The superstitions surrounding cats differed greatly around the globe. They are well-known superstitious figures, but opinions often varied on whether they brought good or bad luck. In some cultures, cats were seen as a source of good fortune. From a practical perspective, cats reduced or eliminated the rodent population onboard, which helped keep some diseases to a minimum. This is probably why some sailors viewed killing or harming a cat as bad luck. The punishment for such a crime onboard could have been flogging, termination of service, or an “accidental” death.
Conversely, others thought it was dangerous to have cats onboard. Some fishermen thought they might be able to control the weather. The static in their fur coats was rumored to culminate as lightning and bring about terrible storms.
Although many of the superstitions and beliefs perpetuated by sailors of the past are not regarded today, some are still relevant. To learn more about maritime superstitions and tattoos, visit the Florida Maritime Museum during our upcoming exhibit, Maritime Mythologies: Sailor Superstitions, on exhibit Oct. 9 through Dec. 4. Please RSVP if you plan to join us for light snacks and refreshments 5:30 p.m. Oct. 8 for our opening reception.
The Florida Maritime Museum is currently closed for maintenance but will reopen Sept. 22. If you would like information about the museum’s upcoming exhibits or programming, please call 941-708-6120.
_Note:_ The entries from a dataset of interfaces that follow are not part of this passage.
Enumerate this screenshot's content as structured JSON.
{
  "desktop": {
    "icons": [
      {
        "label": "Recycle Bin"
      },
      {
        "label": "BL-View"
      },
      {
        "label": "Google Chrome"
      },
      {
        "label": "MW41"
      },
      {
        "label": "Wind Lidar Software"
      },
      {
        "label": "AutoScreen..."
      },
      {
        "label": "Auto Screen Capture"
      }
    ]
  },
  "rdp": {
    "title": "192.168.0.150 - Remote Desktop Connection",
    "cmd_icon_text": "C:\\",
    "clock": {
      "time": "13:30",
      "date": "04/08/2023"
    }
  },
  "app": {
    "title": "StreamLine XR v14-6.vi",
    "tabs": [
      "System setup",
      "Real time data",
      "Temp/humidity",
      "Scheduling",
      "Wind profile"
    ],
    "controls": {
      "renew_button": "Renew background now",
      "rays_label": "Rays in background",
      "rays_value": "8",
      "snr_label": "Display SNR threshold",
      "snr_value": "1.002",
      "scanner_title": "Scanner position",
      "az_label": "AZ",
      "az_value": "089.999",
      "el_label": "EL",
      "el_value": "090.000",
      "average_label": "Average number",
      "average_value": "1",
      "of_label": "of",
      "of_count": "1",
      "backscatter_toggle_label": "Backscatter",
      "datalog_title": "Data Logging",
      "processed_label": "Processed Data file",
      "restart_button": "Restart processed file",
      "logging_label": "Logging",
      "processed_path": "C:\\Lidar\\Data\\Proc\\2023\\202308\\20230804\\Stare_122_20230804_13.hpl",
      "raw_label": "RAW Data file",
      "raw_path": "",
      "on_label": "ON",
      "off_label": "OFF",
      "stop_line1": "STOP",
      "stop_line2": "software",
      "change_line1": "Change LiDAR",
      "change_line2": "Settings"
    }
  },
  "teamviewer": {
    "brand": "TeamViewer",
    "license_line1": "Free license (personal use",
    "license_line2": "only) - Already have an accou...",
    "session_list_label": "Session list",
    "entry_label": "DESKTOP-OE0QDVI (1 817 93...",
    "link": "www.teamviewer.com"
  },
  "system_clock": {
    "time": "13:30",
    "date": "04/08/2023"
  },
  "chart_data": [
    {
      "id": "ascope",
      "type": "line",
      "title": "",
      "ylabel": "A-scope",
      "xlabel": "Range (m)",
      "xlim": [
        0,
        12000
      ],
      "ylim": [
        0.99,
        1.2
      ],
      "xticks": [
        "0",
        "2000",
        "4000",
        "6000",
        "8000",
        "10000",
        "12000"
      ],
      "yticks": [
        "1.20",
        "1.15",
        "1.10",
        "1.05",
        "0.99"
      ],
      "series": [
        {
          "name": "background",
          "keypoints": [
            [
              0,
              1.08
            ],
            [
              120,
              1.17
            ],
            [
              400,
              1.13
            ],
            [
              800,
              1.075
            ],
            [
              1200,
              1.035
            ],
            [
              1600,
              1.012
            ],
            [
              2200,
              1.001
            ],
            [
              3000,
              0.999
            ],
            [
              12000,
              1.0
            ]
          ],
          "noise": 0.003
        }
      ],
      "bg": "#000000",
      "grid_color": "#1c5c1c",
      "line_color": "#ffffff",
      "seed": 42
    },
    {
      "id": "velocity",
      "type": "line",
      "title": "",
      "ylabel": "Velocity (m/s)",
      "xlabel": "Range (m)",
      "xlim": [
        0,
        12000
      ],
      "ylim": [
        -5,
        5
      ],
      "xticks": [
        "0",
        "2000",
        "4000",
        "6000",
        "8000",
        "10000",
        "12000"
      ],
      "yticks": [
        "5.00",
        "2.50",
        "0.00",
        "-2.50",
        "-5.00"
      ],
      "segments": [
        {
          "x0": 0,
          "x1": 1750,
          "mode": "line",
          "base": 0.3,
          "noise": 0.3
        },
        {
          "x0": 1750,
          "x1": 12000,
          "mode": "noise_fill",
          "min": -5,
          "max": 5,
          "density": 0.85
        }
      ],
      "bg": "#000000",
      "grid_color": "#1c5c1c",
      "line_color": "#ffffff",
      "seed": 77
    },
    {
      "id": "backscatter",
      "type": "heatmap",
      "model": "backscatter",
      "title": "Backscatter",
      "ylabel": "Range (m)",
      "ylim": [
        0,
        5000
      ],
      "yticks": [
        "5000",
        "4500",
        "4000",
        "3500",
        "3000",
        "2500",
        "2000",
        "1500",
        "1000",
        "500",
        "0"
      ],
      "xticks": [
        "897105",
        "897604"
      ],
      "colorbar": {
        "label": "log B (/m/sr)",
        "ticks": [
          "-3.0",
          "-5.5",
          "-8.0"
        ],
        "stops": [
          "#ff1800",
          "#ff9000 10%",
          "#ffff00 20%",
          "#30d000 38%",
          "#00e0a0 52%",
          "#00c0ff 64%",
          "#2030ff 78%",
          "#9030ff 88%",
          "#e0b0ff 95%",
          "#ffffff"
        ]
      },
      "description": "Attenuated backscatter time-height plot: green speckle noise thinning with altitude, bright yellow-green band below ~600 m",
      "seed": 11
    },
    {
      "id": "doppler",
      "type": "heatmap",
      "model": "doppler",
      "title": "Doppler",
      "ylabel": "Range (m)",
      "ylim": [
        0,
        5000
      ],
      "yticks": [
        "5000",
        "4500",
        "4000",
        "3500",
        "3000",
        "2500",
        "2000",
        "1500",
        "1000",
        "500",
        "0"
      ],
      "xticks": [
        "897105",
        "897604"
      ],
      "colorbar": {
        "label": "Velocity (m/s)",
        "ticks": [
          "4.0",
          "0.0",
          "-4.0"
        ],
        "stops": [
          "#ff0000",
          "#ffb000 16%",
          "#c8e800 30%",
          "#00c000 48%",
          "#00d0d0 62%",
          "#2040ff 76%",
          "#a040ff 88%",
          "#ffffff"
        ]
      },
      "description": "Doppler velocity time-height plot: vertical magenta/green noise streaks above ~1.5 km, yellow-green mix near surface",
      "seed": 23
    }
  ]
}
Krystin Miner, curator of the Florida Maritime Museum, grew up in Manatee County and treasures the unique history of the area.